In memoriam Alma Dal Co
On November 14, 2022, our beloved friend and colleague Alma Dal Co passed away. She died doing what she loved most, diving, off the coast of Pantelleria in Italy. She was 33 years old at the time of her passing. Alma was a professor at the University of Lausanne in the Department of Computational Biology, and a member of the NCCR Microbiomes. She is leaving a huge gap as an exceptionally visionary and talented scientist, as an inspiring mentor and role model, and as a great friend and colleague.

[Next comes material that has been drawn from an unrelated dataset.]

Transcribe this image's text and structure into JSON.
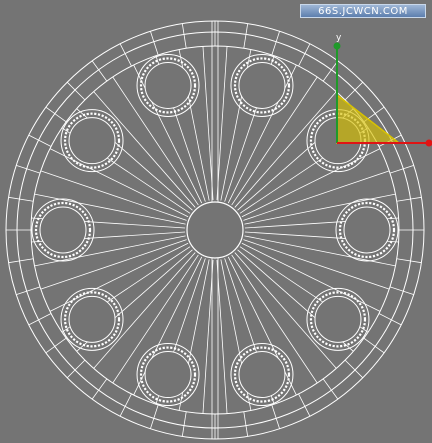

Alma was born and raised in Italy, spending most of her childhood in Venice. From early childhood on Alma was curious about the world in all its facets: from nature, art and music to math and science. She directed her boundless energy and strong drive to her two main passions, music and science. She attended the Conservatory in Venice where she graduated with a diploma in music when she was 23 years old. At the same time, and with great success, she studied physics at the Universities of Padua and then of Turin.

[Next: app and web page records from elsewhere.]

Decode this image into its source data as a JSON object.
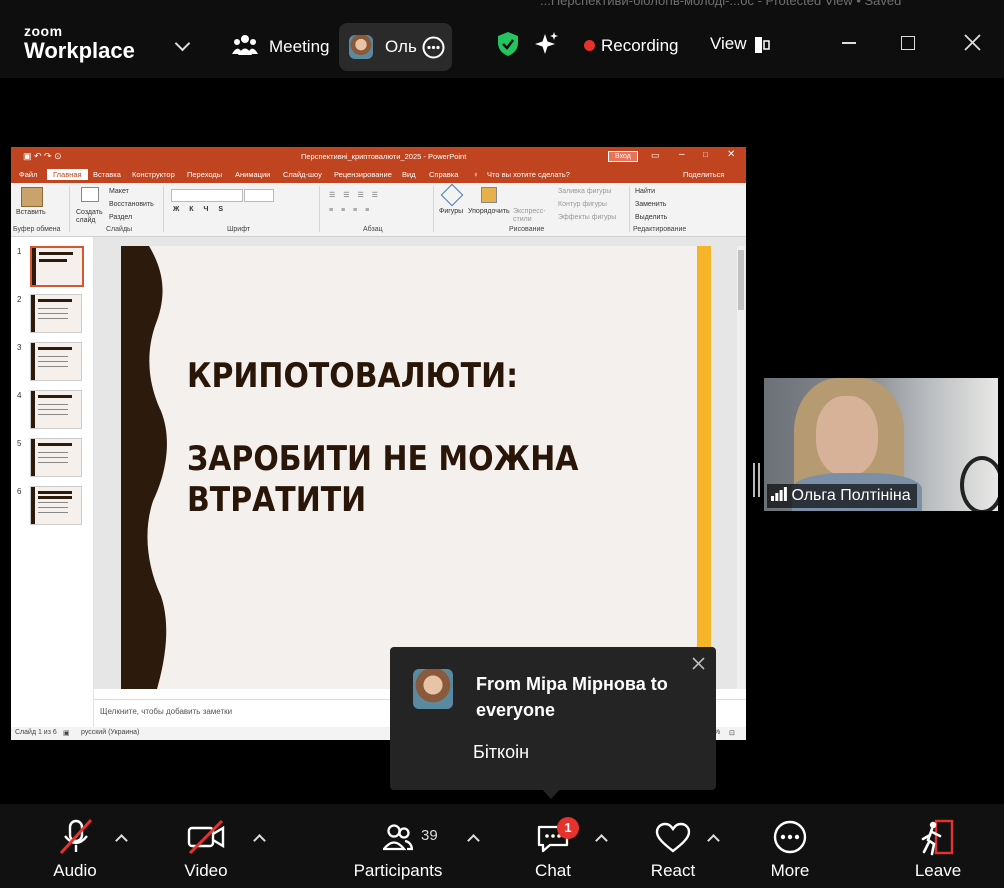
{
  "window": {
    "background_title": "...Перспективи-біологів-молоді-...ос - Protected View • Saved",
    "logo_top": "zoom",
    "logo_bottom": "Workplace",
    "meeting_label": "Meeting",
    "user_short": "Оль",
    "recording_label": "Recording",
    "view_label": "View",
    "colors": {
      "recording": "#e5322d",
      "shield": "#22c55e",
      "leave": "#e5322d"
    }
  },
  "ppt": {
    "title": "Перспективні_криптовалюти_2025  -  PowerPoint",
    "signin": "Вход",
    "tabs": [
      "Файл",
      "Главная",
      "Вставка",
      "Конструктор",
      "Переходы",
      "Анимации",
      "Слайд-шоу",
      "Рецензирование",
      "Вид",
      "Справка"
    ],
    "tellme": "Что вы хотите сделать?",
    "share": "Поделиться",
    "ribbon": {
      "paste": "Вставить",
      "new_slide": "Создать слайд",
      "layout": "Макет",
      "reset": "Восстановить",
      "section": "Раздел",
      "shapes": "Фигуры",
      "arrange": "Упорядочить",
      "quick_styles": "Экспресс-стили",
      "fill": "Заливка фигуры",
      "outline": "Контур фигуры",
      "effects": "Эффекты фигуры",
      "find": "Найти",
      "replace": "Заменить",
      "select": "Выделить",
      "groups": [
        "Буфер обмена",
        "Слайды",
        "Шрифт",
        "Абзац",
        "Рисование",
        "Редактирование"
      ]
    },
    "thumb_numbers": [
      "1",
      "2",
      "3",
      "4",
      "5",
      "6"
    ],
    "slide_title_1": "КРИПОТОВАЛЮТИ:",
    "slide_title_2": "ЗАРОБИТИ НЕ МОЖНА ВТРАТИТИ",
    "notes_placeholder": "Щелкните, чтобы добавить заметки",
    "status_slide": "Слайд 1 из 6",
    "status_lang": "русский (Украина)"
  },
  "participant": {
    "name": "Ольга Полтініна"
  },
  "chat_popup": {
    "from": "From Міра Мірнова to everyone",
    "message": "Біткоін"
  },
  "toolbar": {
    "audio": "Audio",
    "video": "Video",
    "participants": "Participants",
    "participants_count": "39",
    "chat": "Chat",
    "chat_badge": "1",
    "react": "React",
    "more": "More",
    "leave": "Leave"
  }
}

She moved to Switzerland in 2014 to start her PhD at ETH Zurich and Eawag. During her PhD, she made seminal contributions to the understanding of microbial life. She developed experiments that allowed her to study how the metabolism and growth of individual bacterial cells depend on other cells in their vicinity. Alma discovered that, in such communities, individual microbial cells mostly interact with their immediate neighbors. This discovery helps us understand how the activities and functions that we observe at the level of microbial communities emerge from the interactions at the level of individual cells.
After finishing her PhD in 2019, she moved to Harvard University to do postdoctoral research. Combining her expertise in physics with the ideas that she developed during her PhD, she extended her focus beyond microorganisms and started investigating general questions about how complexity arises in biological systems. She developed a new modeling framework to try to understand how interactions at the level of individual cells can create the complex spatial patterns that characterize tissues and organs of multicellular organisms.

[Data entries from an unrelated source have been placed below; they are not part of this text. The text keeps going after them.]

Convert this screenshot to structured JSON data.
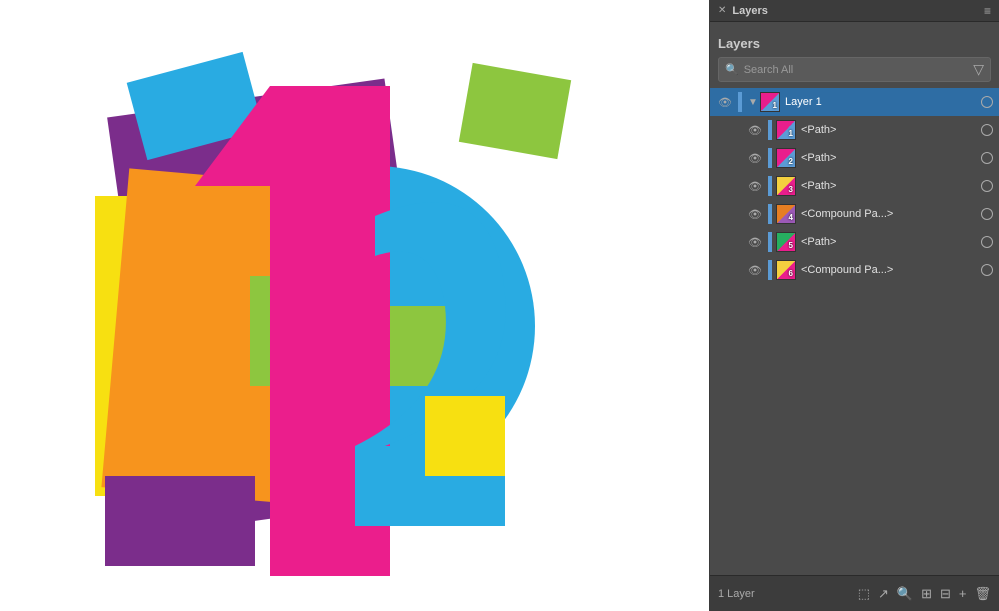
{
  "panel": {
    "title": "Layers",
    "search_placeholder": "Search All",
    "filter_icon": "▼",
    "footer_text": "1 Layer",
    "layer_1": {
      "name": "Layer 1",
      "type": "layer",
      "expanded": true
    },
    "items": [
      {
        "id": "1",
        "name": "<Path>",
        "type": "path",
        "num": "1"
      },
      {
        "id": "2",
        "name": "<Path>",
        "type": "path",
        "num": "2"
      },
      {
        "id": "3",
        "name": "<Path>",
        "type": "path",
        "num": "3"
      },
      {
        "id": "4",
        "name": "<Compound Pa...",
        "type": "compound",
        "num": "4"
      },
      {
        "id": "5",
        "name": "<Path>",
        "type": "path",
        "num": "5"
      },
      {
        "id": "6",
        "name": "<Compound Pa...",
        "type": "compound",
        "num": "6"
      }
    ]
  }
}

In 2021, Alma accepted a professorship at the University of Lausanne in the Department of Computational Biology, and became a member of the NCCR Microbiomes. She recruited five excellent young researchers, PhD students and postdocs, who shared her passion and courage for tackling big questions and getting to the bottom of how things work. Together with her group, she developed a portfolio of projects to explore how biological functions and spatial structure arise in groups of interacting cells. The group addresses this question using a range of model systems, from experimental work with simple synthetic communities and natural microbiomes to computational work on human tissues. The overarching goal of the group is to understand how complexity can arise from simplicity.
Among Alma’s many outstanding attributes was her fearlessness. She never hesitated tackling a problem, no matter how hard it seemed. And she never hesitated jumping in water, no matter how deep it was. This fearlessness made her such an outstanding scientist and such a wonderful friend.